I still remember the early client who promised the moon, only to tell me (dozens of messages later) he’d made it all up. Two bits stood out: “I want you to know that I never, ever intended in any way to hurt you – every single compliment I ever paid to you was genuine – you really did knock me side-wards…” and “I hope you do find true and lasting happiness – I just wish it could have been with me.”
To me, this irrational rapture reflects a built-in misunderstanding between self-made goddesses, mythical constructs coaxed from the web, and mortal men. Escorts are focused on making good money, and maybe slipping briefly into an elite world they’d otherwise never know. Men, many men at least, are obsessed with infatuation, mistaking impulsiveness for love. Contact with an escort is a sexy cure for loneliness that “perfect woman” websites and Twitter feeds (like mine) openly advertise as tenderly real.
The result is Russian roulette played out in minefields, one of which has explosives containing sex and money, the other lined with the grenades known as feelings, pride, and power — and all this played out between near-strangers, no less.
It’s a risky game, often exciting, and always (trust me) exhausting.

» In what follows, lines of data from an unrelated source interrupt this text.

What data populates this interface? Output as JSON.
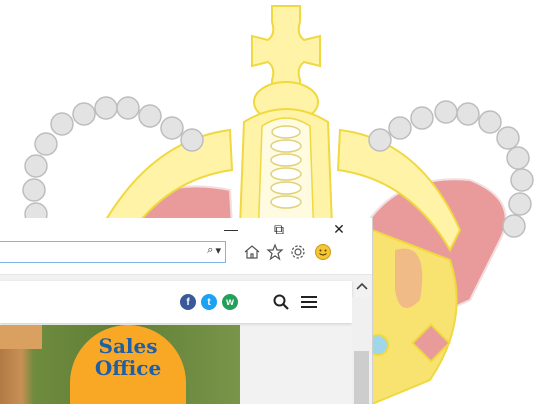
{
  "wallpaper": {
    "description_icon": "crown-icon",
    "colors": {
      "gold": "#f5e36b",
      "gold_light": "#fff8b8",
      "red": "#e99b9b",
      "pearl": "#e3e3e3",
      "pearl_edge": "#bdbdbd"
    }
  },
  "window": {
    "caption_buttons": {
      "minimize": "—",
      "restore": "⧉",
      "close": "✕"
    },
    "address_bar": {
      "value": "",
      "search_glyph": "⌕",
      "dropdown_glyph": "▾"
    },
    "toolbar_icons": [
      "home-icon",
      "star-icon",
      "gear-icon",
      "smiley-icon"
    ]
  },
  "page": {
    "social_icons": [
      "facebook-icon",
      "twitter-icon",
      "whatsapp-icon",
      "chat-icon"
    ],
    "social_glyphs": {
      "facebook": "f",
      "twitter": "t",
      "whatsapp": "w"
    },
    "badge": {
      "line1": "Sales",
      "line2": "Office"
    },
    "colors": {
      "badge_bg": "#f9a826",
      "badge_text": "#1e5fa5"
    }
  }
}
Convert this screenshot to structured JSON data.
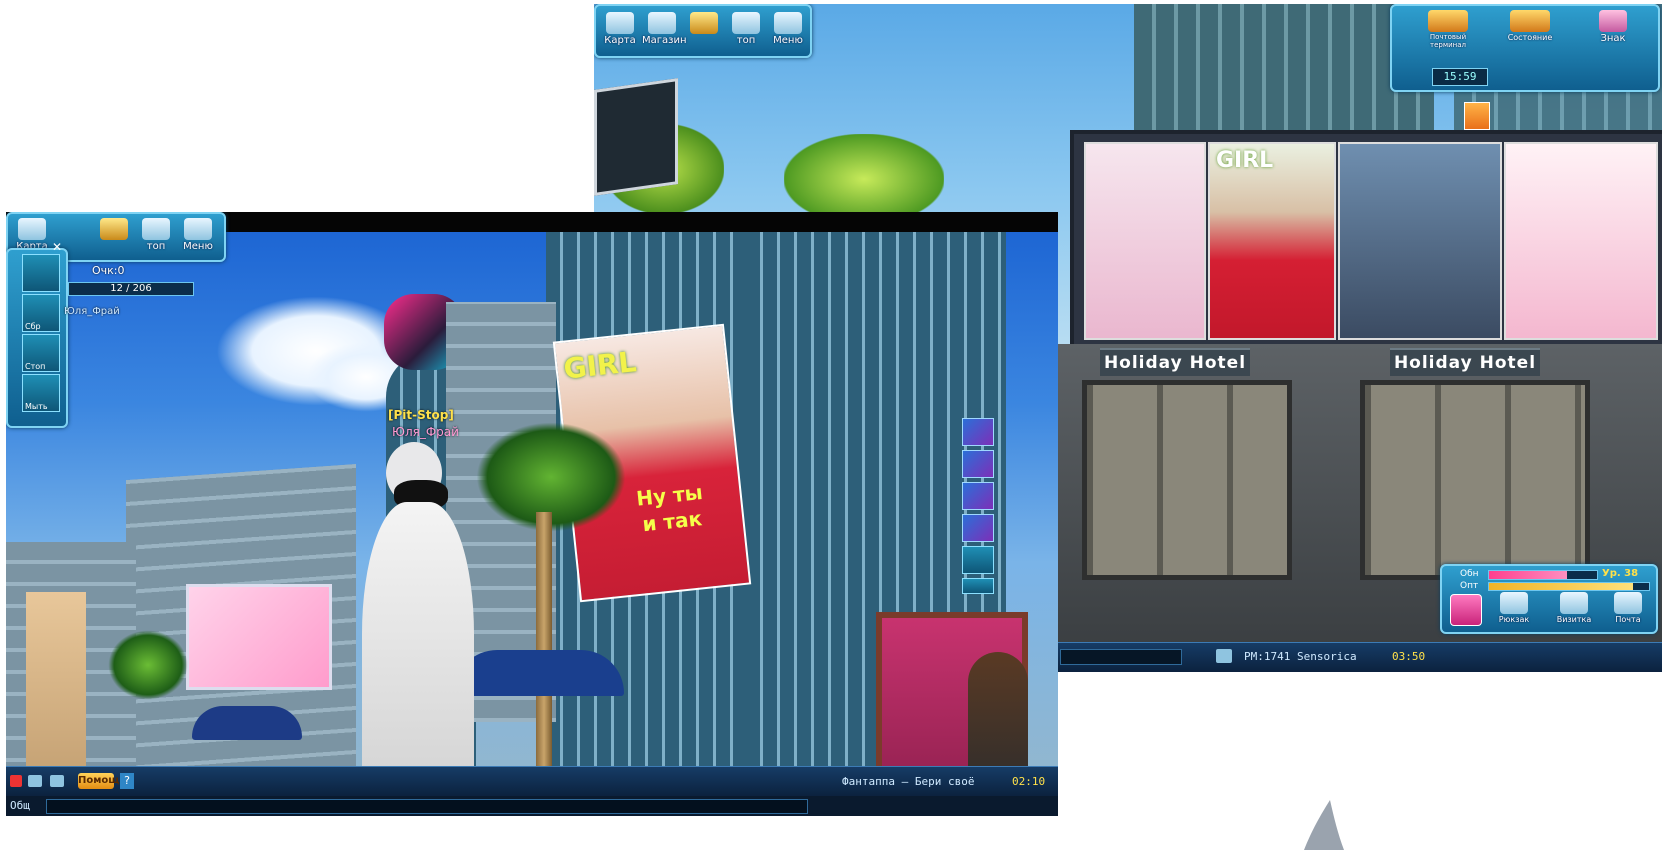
{
  "back_screen": {
    "top_menu": [
      {
        "label": "Карта",
        "icon": "map-icon"
      },
      {
        "label": "Магазин",
        "icon": "shop-cart-icon"
      },
      {
        "label": "",
        "icon": "shop-stall-icon"
      },
      {
        "label": "топ",
        "icon": "trophy-icon"
      },
      {
        "label": "Меню",
        "icon": "menu-icon"
      }
    ],
    "top_right_panel": {
      "buttons": [
        {
          "label": "Почтовый терминал",
          "icon": "mail-terminal-icon"
        },
        {
          "label": "Состояние",
          "icon": "status-wings-icon"
        },
        {
          "label": "Знак",
          "icon": "couple-icon"
        }
      ],
      "clock": "15:59"
    },
    "hotel_signs": [
      "Holiday  Hotel",
      "Holiday  Hotel"
    ],
    "poster_cover_text": "GIRL",
    "status_panel": {
      "hp_label": "Обн",
      "exp_label": "Опт",
      "level_label": "Ур. 38",
      "hp_fraction": 0.72,
      "exp_fraction": 0.9,
      "buttons": [
        "Рюкзак",
        "Визитка",
        "Почта"
      ]
    },
    "chat_line": "PM:1741  Sensorica",
    "chat_time": "03:50"
  },
  "front_screen": {
    "top_menu": [
      {
        "label": "Карта",
        "icon": "map-icon"
      },
      {
        "label": "",
        "icon": "shop-stall-icon"
      },
      {
        "label": "топ",
        "icon": "trophy-icon"
      },
      {
        "label": "Меню",
        "icon": "menu-icon"
      }
    ],
    "side_panel": {
      "score_label": "Очк:0",
      "progress_text": "12 / 206",
      "items": [
        "",
        "Сбр",
        "Стоп",
        "Мыть"
      ],
      "player_name": "Юля_Фрай"
    },
    "character": {
      "guild_tag": "[Pit-Stop]",
      "name": "Юля_Фрай"
    },
    "magazine": {
      "brand": "GIRL",
      "headline": "Ну ты и так"
    },
    "bottom_bar": {
      "channel": "Общ",
      "hint_button": "Помощ",
      "chat_line": "Фантаппа – Бери своё",
      "time": "02:10"
    },
    "right_emote_slots": [
      "1",
      "2",
      "3",
      "4",
      "5",
      "6"
    ]
  },
  "colors": {
    "hud_blue": "#1f7fb0",
    "hud_border": "#7fd3f3",
    "hp_pink": "#ff3f8e",
    "exp_yellow": "#f1b428"
  }
}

So, late at night, my Wellies secure and my tears wiped away, look for me (and not Aphrodite) nestled behind a desk on which sits a computer, a phone, scattered bits of scrawled notes, with “Gone With the Wind” streaming eternally in the background, the mess helping to keep me company as I unemotionally try to say a few nice words to the spellbound while talking business to the blunt, all the while comforted to by the thought that tomorrow is another day.